Exercise — Work through the entries below and show every line in which "value" is found.

Available data —
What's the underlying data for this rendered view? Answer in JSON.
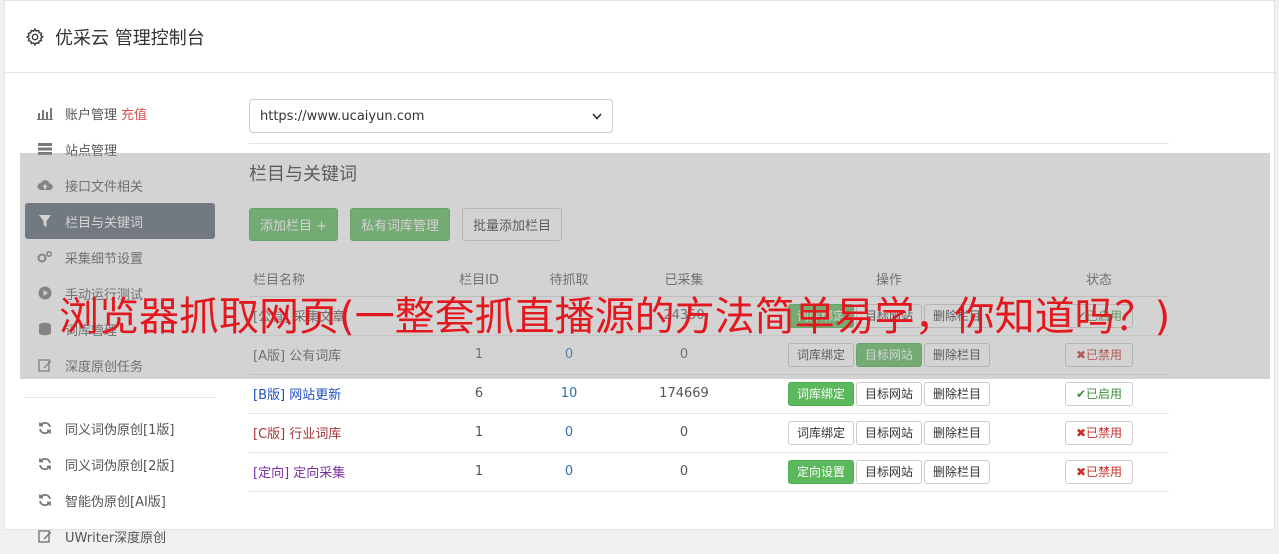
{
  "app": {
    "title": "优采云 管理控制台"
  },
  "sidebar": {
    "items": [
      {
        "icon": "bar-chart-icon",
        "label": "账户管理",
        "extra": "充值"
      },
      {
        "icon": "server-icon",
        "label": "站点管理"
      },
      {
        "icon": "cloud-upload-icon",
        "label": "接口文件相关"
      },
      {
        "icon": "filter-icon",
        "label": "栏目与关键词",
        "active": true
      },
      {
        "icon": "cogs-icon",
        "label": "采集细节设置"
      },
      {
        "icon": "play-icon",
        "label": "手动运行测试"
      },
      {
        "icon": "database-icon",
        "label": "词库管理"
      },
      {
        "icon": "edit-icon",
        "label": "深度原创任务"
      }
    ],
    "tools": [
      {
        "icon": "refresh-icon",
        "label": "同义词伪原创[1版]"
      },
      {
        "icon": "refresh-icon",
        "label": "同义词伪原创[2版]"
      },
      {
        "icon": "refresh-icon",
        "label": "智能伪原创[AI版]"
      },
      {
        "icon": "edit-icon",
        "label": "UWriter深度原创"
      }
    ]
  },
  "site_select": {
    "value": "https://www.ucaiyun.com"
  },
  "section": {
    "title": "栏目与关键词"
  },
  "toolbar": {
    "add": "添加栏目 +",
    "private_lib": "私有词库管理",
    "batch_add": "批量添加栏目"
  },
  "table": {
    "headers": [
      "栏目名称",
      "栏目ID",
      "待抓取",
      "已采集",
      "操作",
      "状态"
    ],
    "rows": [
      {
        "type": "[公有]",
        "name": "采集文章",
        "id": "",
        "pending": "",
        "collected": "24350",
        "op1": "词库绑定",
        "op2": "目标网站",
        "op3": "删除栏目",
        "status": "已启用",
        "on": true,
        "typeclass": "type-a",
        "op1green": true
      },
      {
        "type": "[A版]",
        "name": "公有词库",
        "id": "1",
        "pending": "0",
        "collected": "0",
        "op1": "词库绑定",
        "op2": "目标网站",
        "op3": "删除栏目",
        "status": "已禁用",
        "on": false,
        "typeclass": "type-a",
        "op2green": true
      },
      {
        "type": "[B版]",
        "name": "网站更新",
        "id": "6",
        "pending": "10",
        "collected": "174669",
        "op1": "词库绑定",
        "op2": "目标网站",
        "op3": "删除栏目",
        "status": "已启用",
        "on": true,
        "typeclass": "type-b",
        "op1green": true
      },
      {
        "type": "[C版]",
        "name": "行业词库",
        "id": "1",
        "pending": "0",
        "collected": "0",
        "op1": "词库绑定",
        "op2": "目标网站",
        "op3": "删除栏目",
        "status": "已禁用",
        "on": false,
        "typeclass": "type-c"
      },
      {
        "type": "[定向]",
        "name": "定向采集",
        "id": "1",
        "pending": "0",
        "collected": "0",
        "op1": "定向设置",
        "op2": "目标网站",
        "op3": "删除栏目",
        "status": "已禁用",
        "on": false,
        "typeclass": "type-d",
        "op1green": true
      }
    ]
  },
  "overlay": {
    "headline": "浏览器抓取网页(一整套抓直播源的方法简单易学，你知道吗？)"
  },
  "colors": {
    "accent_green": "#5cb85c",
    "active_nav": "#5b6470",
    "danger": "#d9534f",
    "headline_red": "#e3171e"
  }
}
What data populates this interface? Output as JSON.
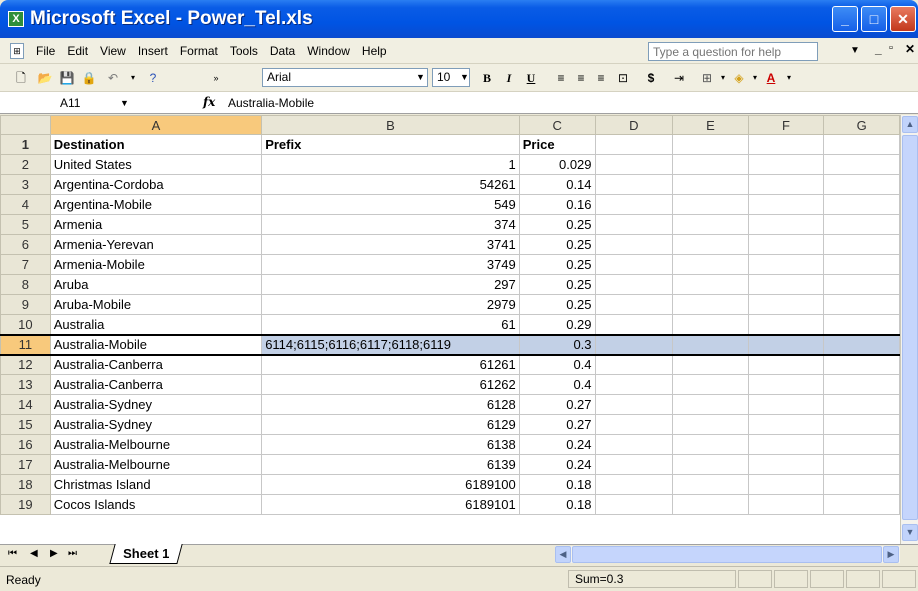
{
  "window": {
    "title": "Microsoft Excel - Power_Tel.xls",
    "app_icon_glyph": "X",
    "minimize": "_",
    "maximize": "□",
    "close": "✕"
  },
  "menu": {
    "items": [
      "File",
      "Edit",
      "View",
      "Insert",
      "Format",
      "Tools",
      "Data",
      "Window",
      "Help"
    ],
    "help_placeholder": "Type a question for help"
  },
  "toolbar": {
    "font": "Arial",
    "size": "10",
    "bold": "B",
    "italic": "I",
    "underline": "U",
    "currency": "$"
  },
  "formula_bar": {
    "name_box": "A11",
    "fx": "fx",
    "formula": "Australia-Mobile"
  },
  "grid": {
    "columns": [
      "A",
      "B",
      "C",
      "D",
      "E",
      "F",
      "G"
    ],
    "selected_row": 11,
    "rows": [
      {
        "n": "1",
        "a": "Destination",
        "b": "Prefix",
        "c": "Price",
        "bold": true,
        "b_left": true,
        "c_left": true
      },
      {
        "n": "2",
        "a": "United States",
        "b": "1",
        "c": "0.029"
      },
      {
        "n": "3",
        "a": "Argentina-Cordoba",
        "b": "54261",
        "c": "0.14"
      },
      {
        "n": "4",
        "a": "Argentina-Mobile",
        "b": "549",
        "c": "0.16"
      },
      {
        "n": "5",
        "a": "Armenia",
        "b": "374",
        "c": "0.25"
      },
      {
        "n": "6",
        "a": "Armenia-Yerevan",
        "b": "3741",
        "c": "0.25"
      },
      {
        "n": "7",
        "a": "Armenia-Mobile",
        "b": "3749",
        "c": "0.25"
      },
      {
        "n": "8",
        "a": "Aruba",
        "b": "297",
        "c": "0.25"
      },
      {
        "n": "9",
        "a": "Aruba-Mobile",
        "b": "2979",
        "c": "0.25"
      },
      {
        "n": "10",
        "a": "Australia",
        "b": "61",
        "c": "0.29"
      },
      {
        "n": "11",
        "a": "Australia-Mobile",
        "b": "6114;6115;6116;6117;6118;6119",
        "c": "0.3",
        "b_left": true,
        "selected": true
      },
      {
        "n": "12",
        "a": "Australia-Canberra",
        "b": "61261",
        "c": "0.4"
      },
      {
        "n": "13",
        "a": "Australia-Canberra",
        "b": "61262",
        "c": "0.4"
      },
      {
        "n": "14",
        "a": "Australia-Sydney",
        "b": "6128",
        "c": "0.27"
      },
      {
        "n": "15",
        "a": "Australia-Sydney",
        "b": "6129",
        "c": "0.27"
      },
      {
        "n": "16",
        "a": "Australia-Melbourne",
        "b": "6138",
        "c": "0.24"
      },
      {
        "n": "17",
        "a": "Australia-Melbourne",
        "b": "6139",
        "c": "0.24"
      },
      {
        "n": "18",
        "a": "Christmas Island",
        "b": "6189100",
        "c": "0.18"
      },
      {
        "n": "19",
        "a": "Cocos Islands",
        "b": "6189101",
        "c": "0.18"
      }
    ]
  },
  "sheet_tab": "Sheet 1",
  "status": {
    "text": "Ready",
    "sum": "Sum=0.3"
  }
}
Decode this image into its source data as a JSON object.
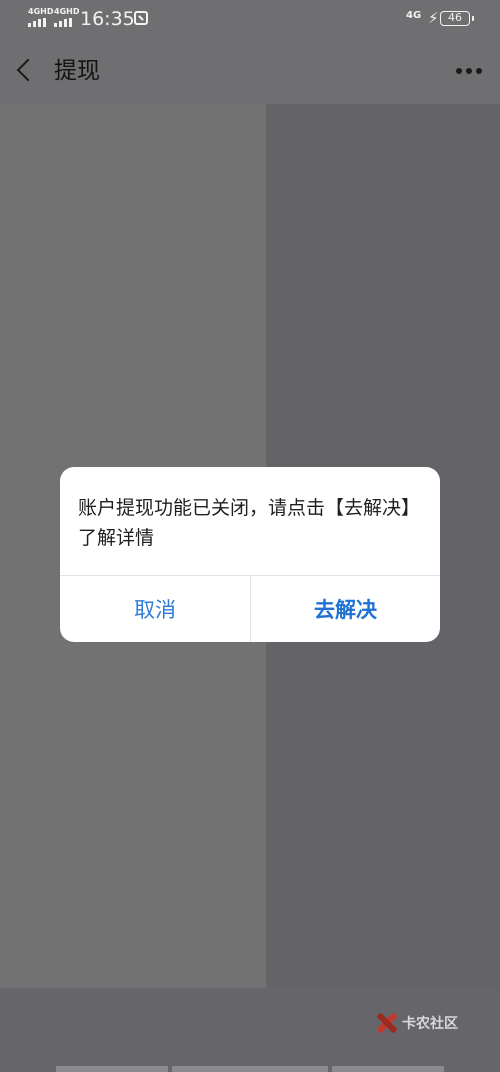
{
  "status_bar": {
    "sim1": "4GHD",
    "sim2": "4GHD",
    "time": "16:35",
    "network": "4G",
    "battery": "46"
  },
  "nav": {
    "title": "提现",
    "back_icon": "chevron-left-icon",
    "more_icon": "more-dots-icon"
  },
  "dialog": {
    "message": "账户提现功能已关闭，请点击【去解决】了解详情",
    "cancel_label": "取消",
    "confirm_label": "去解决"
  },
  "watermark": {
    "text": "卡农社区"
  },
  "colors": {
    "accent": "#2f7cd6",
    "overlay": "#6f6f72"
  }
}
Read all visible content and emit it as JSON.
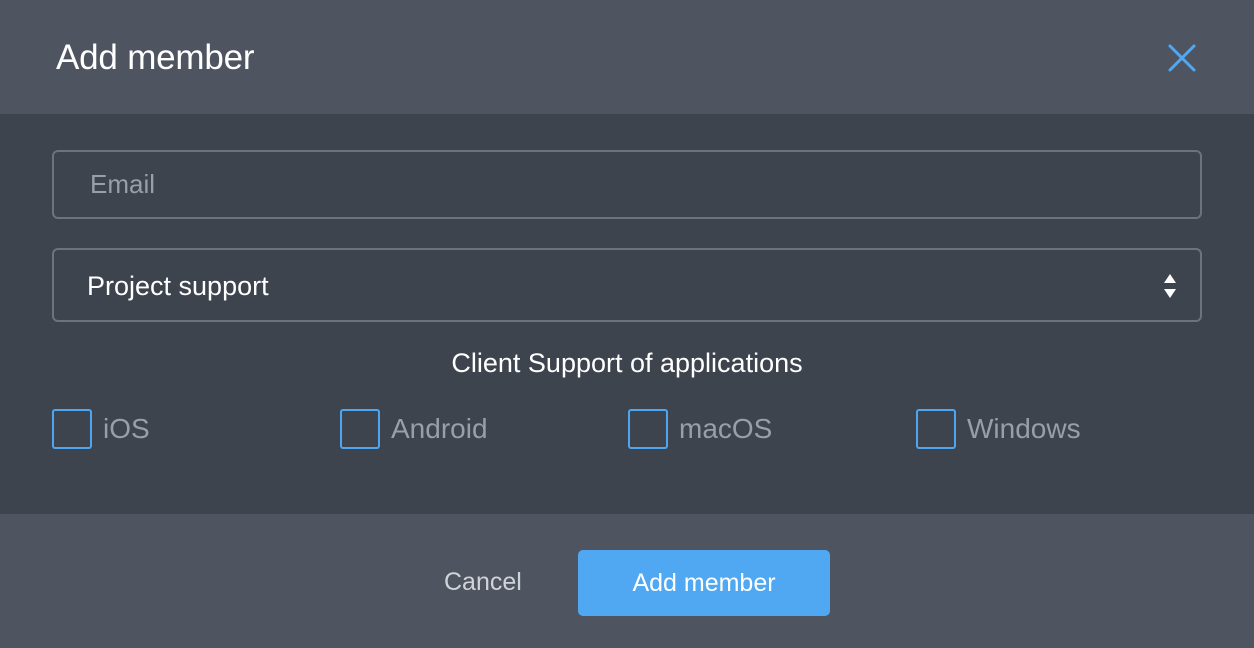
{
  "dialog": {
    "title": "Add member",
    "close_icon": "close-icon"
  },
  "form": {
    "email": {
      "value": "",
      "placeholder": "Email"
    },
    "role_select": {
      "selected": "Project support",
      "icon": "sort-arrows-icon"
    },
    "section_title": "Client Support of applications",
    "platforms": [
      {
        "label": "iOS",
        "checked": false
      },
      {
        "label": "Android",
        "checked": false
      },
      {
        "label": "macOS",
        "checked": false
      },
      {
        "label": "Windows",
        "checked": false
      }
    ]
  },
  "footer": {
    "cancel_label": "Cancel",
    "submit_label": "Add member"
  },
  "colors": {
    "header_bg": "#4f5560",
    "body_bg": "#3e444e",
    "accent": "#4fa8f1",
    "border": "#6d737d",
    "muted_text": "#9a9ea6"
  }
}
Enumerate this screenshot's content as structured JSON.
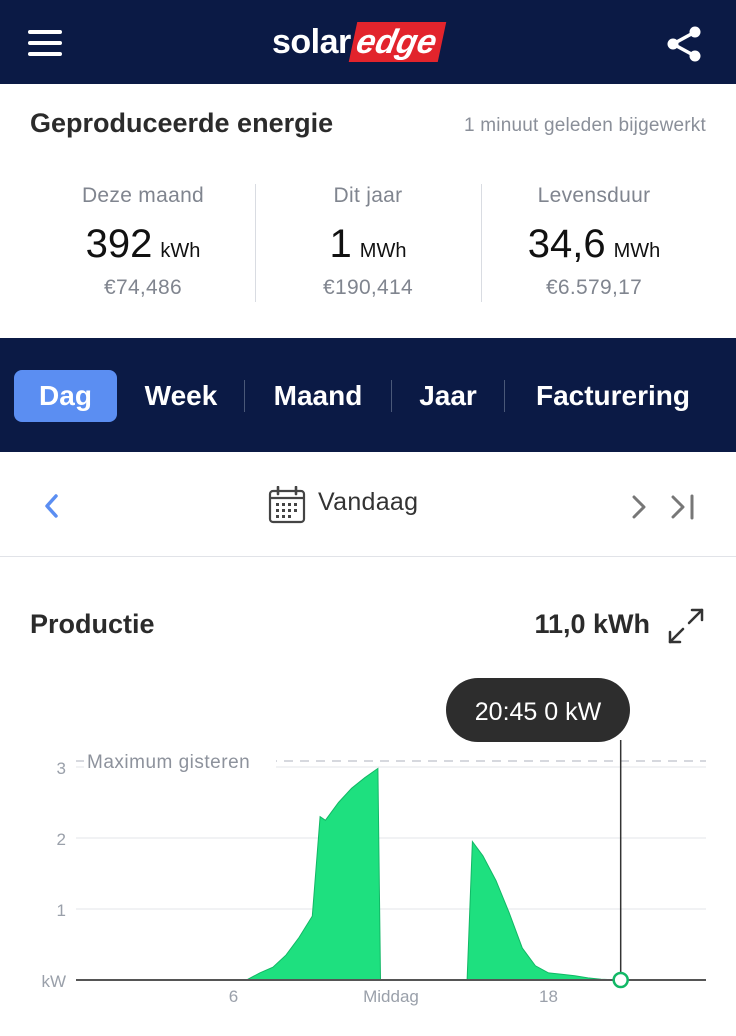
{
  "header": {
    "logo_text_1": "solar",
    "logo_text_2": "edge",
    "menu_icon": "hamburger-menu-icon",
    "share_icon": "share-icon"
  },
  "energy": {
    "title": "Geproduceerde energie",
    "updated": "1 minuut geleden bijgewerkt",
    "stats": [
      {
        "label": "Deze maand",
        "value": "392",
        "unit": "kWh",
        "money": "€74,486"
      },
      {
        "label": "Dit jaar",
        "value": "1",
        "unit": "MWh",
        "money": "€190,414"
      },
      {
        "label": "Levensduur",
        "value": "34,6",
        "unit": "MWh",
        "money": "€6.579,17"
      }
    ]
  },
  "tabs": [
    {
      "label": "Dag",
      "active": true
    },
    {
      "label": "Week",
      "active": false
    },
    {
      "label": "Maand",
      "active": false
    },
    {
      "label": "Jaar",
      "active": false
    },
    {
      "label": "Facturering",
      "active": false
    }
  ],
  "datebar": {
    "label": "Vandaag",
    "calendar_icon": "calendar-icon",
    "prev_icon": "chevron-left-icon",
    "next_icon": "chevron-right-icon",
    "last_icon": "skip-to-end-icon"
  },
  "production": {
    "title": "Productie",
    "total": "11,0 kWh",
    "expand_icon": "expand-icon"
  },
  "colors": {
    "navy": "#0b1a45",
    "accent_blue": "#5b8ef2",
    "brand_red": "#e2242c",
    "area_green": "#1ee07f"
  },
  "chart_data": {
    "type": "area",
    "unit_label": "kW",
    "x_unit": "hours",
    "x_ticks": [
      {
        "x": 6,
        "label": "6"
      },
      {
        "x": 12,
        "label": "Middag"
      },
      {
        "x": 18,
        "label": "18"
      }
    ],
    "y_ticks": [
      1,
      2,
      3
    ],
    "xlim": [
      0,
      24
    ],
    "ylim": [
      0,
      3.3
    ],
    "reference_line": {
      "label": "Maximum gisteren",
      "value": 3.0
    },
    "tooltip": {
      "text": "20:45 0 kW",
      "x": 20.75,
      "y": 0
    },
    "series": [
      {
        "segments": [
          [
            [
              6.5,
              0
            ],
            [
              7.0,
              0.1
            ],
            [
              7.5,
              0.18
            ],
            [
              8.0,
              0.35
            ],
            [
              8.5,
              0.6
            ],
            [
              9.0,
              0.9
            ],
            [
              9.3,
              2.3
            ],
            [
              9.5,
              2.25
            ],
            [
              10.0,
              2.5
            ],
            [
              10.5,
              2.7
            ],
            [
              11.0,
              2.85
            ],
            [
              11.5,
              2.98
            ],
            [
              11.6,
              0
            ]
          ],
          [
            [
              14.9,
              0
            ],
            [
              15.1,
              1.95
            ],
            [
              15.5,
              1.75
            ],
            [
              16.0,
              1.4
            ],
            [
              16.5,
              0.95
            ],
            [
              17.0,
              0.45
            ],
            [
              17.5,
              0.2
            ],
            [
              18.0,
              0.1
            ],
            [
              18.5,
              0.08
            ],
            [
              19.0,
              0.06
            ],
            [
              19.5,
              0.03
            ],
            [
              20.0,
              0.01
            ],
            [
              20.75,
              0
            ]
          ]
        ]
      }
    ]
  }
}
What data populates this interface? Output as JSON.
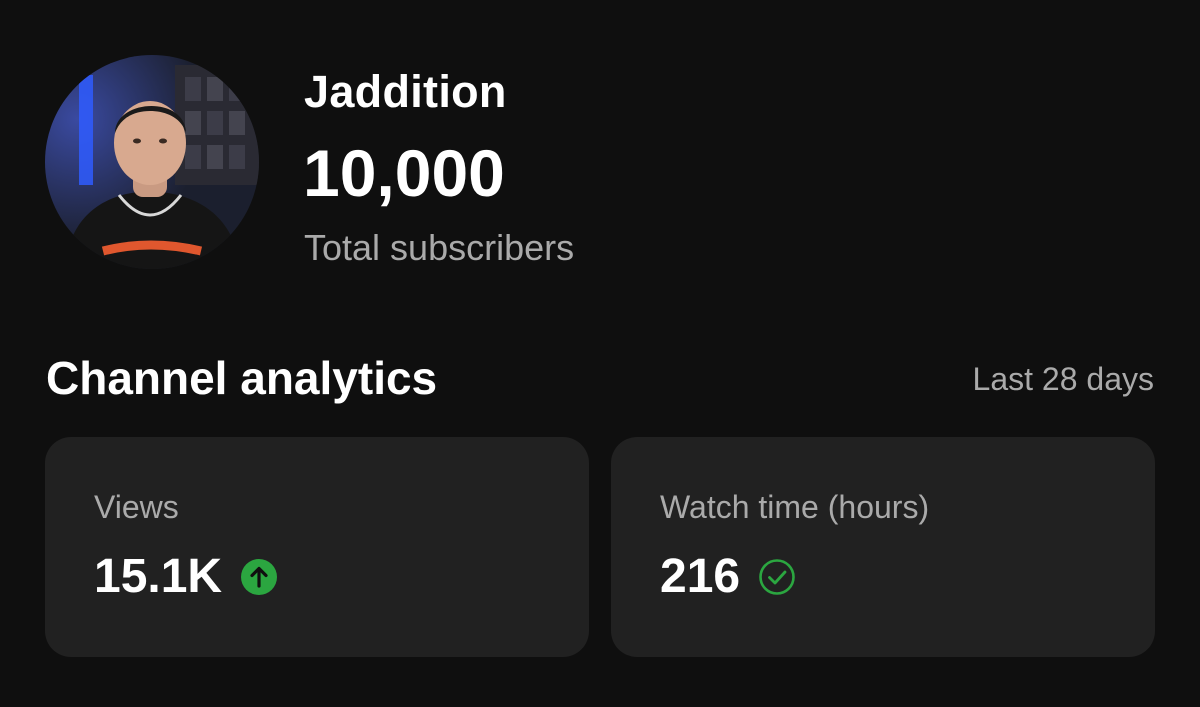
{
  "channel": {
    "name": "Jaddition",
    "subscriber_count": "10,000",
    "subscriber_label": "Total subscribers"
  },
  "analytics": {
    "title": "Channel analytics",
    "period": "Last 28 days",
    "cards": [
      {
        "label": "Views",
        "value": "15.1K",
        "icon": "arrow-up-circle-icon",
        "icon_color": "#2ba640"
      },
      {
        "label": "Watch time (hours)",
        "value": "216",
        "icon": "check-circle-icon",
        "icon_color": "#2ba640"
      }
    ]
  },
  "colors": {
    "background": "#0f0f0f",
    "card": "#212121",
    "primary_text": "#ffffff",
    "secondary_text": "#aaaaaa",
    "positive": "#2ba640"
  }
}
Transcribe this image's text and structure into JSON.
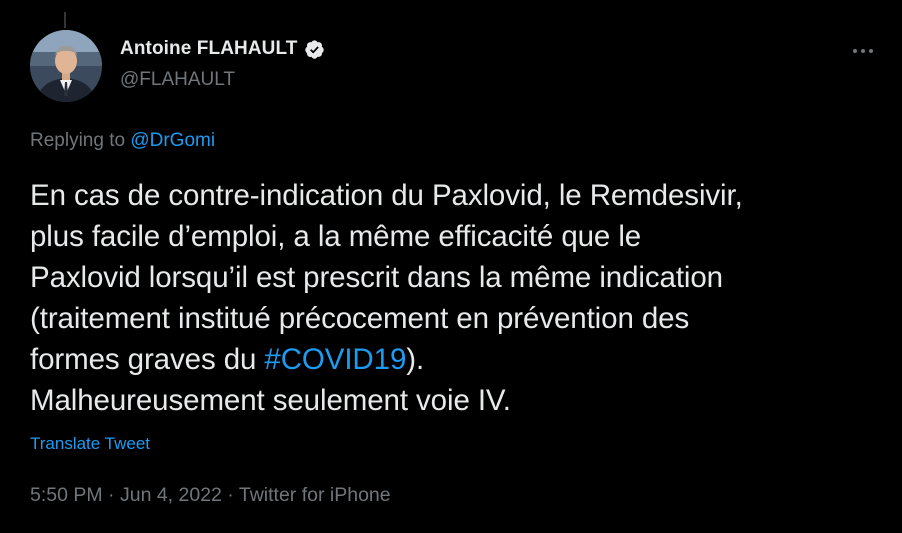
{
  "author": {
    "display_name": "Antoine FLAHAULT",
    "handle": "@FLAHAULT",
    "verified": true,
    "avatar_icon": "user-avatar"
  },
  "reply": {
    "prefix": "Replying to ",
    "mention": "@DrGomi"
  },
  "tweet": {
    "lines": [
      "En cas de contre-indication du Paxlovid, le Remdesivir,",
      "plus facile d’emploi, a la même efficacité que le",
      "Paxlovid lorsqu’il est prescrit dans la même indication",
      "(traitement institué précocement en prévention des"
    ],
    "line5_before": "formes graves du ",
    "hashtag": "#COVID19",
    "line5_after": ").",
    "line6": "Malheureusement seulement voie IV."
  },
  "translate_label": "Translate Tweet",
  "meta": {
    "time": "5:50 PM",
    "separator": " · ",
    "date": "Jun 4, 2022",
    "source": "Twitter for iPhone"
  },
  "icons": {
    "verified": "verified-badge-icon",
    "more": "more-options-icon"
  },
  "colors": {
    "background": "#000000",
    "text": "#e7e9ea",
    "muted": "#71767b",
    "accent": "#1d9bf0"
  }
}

Response to this task —
    "value": "https://www.ucaiyun.com"
      "value": "",
        "value": "392",
        "value": "1",
        "value": "34,6",
      "value": 3.0
        "value": "15.1K",
        "value": "216",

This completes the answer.